[Dataset rows for apps and sites]
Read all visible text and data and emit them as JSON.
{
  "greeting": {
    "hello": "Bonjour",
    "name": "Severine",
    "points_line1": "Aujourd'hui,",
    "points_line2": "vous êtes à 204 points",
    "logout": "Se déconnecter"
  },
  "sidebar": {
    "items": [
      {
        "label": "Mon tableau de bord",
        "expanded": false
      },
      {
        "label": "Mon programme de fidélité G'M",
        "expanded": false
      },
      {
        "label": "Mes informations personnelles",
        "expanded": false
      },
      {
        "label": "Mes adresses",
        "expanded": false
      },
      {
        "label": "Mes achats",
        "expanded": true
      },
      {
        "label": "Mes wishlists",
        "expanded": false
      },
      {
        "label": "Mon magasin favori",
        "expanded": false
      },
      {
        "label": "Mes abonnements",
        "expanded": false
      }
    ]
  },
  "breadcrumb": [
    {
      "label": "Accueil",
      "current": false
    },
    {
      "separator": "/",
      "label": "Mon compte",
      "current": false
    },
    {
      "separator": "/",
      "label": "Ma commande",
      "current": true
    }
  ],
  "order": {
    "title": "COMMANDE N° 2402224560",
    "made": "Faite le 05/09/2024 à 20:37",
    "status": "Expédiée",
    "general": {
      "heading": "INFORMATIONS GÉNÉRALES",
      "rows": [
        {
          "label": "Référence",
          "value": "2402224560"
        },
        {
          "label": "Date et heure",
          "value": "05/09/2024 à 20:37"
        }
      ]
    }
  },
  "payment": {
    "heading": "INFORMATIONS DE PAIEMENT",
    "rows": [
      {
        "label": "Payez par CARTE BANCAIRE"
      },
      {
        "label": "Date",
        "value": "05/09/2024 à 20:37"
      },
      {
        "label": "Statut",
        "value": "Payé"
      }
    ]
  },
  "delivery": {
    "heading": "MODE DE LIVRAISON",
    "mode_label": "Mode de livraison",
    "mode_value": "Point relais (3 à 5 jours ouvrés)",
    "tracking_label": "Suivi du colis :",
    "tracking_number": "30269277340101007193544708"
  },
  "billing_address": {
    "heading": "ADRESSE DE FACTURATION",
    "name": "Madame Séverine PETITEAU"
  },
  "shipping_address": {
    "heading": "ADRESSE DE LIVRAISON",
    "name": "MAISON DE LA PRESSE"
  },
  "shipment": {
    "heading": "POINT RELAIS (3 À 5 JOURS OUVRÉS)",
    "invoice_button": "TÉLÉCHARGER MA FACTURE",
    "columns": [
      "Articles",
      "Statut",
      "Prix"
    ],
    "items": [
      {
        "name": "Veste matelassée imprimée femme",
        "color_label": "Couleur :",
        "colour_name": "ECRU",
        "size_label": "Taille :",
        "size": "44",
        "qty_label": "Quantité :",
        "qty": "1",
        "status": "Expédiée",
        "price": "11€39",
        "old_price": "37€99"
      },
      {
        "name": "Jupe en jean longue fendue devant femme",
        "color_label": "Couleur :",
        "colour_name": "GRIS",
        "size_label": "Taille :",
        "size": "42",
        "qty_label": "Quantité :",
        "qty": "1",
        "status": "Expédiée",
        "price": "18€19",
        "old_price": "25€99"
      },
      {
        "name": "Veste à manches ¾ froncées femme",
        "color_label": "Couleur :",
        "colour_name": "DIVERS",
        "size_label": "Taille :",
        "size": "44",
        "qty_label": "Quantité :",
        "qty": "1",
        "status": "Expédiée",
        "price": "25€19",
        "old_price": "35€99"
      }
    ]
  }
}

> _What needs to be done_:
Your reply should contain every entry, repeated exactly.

> _Solution for this exercise_:
Read all visible text and data and emit them as JSON.
{
  "greeting": {
    "hello": "Bonjour",
    "name": "Severine",
    "points_line1": "Aujourd'hui,",
    "points_line2": "vous êtes à 204 points",
    "logout": "Se déconnecter"
  },
  "sidebar": {
    "items": [
      {
        "label": "Mon tableau de bord",
        "expanded": false
      },
      {
        "label": "Mon programme de fidélité G'M",
        "expanded": false
      },
      {
        "label": "Mes informations personnelles",
        "expanded": false
      },
      {
        "label": "Mes adresses",
        "expanded": false
      },
      {
        "label": "Mes achats",
        "expanded": true
      },
      {
        "label": "Mes wishlists",
        "expanded": false
      },
      {
        "label": "Mon magasin favori",
        "expanded": false
      },
      {
        "label": "Mes abonnements",
        "expanded": false
      }
    ]
  },
  "breadcrumb": [
    {
      "label": "Accueil",
      "current": false
    },
    {
      "separator": "/",
      "label": "Mon compte",
      "current": false
    },
    {
      "separator": "/",
      "label": "Ma commande",
      "current": true
    }
  ],
  "order": {
    "title": "COMMANDE N° 2402224560",
    "made": "Faite le 05/09/2024 à 20:37",
    "status": "Expédiée",
    "general": {
      "heading": "INFORMATIONS GÉNÉRALES",
      "rows": [
        {
          "label": "Référence",
          "value": "2402224560"
        },
        {
          "label": "Date et heure",
          "value": "05/09/2024 à 20:37"
        }
      ]
    }
  },
  "payment": {
    "heading": "INFORMATIONS DE PAIEMENT",
    "rows": [
      {
        "label": "Payez par CARTE BANCAIRE"
      },
      {
        "label": "Date",
        "value": "05/09/2024 à 20:37"
      },
      {
        "label": "Statut",
        "value": "Payé"
      }
    ]
  },
  "delivery": {
    "heading": "MODE DE LIVRAISON",
    "mode_label": "Mode de livraison",
    "mode_value": "Point relais (3 à 5 jours ouvrés)",
    "tracking_label": "Suivi du colis :",
    "tracking_number": "30269277340101007193544708"
  },
  "billing_address": {
    "heading": "ADRESSE DE FACTURATION",
    "name": "Madame Séverine PETITEAU"
  },
  "shipping_address": {
    "heading": "ADRESSE DE LIVRAISON",
    "name": "MAISON DE LA PRESSE"
  },
  "shipment": {
    "heading": "POINT RELAIS (3 À 5 JOURS OUVRÉS)",
    "invoice_button": "TÉLÉCHARGER MA FACTURE",
    "columns": [
      "Articles",
      "Statut",
      "Prix"
    ],
    "items": [
      {
        "name": "Veste matelassée imprimée femme",
        "color_label": "Couleur :",
        "colour_name": "ECRU",
        "size_label": "Taille :",
        "size": "44",
        "qty_label": "Quantité :",
        "qty": "1",
        "status": "Expédiée",
        "price": "11€39",
        "old_price": "37€99"
      },
      {
        "name": "Jupe en jean longue fendue devant femme",
        "color_label": "Couleur :",
        "colour_name": "GRIS",
        "size_label": "Taille :",
        "size": "42",
        "qty_label": "Quantité :",
        "qty": "1",
        "status": "Expédiée",
        "price": "18€19",
        "old_price": "25€99"
      },
      {
        "name": "Veste à manches ¾ froncées femme",
        "color_label": "Couleur :",
        "colour_name": "DIVERS",
        "size_label": "Taille :",
        "size": "44",
        "qty_label": "Quantité :",
        "qty": "1",
        "status": "Expédiée",
        "price": "25€19",
        "old_price": "35€99"
      }
    ]
  }
}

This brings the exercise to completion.